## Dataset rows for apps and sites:
::::
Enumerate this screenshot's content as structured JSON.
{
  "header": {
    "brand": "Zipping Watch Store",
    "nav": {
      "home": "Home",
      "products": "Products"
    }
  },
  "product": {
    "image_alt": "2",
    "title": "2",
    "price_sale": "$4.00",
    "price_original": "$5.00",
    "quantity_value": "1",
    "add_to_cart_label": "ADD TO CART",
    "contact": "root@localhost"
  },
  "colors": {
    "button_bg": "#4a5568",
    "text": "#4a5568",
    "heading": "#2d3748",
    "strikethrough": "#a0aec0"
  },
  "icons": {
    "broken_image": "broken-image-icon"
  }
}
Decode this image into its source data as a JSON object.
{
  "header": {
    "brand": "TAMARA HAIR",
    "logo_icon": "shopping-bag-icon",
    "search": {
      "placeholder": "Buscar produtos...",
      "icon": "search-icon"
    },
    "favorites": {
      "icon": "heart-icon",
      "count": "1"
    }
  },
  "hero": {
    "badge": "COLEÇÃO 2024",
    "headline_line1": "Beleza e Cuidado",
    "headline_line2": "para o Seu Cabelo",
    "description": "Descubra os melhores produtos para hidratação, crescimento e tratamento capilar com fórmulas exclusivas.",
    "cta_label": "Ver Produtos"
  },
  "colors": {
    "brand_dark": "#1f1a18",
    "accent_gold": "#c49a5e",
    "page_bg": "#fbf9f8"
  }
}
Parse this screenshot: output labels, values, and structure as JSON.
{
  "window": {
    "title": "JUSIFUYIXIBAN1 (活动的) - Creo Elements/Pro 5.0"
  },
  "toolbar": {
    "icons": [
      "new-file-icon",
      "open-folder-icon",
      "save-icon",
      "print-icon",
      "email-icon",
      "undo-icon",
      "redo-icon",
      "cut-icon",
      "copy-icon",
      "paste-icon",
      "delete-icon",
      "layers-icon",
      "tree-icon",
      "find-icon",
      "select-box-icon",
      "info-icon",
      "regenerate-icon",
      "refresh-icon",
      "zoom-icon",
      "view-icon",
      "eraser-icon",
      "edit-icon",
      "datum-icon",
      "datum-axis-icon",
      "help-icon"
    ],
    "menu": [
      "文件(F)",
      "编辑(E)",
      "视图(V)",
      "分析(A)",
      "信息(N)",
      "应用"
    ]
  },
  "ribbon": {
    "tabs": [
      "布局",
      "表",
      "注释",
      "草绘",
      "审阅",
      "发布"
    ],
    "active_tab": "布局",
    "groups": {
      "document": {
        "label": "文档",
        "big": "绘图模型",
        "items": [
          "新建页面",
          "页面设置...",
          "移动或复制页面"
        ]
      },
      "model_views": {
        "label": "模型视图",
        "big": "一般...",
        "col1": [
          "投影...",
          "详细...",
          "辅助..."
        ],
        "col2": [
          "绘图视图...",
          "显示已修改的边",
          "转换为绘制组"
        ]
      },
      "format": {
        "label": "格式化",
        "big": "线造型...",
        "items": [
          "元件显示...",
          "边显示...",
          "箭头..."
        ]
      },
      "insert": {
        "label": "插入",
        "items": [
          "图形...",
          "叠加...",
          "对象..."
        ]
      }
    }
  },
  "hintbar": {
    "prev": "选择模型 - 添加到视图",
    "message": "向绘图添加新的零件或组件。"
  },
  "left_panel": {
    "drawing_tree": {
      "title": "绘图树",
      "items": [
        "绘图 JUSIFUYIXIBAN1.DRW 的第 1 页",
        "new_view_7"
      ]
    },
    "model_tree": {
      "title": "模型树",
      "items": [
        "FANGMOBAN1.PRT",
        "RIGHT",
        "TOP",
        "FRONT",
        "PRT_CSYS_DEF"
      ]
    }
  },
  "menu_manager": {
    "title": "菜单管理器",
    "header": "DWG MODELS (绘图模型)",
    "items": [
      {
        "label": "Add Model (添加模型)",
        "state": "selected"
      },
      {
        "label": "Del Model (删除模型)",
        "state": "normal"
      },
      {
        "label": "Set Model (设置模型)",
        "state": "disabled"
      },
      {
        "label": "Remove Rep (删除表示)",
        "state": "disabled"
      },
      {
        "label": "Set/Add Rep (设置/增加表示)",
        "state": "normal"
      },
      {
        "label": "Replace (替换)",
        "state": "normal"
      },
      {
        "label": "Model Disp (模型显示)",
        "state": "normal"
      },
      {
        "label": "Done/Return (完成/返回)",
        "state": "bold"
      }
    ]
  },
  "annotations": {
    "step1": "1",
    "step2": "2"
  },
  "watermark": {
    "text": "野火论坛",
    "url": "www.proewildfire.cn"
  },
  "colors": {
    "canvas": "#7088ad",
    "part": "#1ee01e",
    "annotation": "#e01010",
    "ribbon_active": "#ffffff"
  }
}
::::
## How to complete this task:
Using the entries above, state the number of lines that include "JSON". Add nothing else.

## Response to this exercise:
3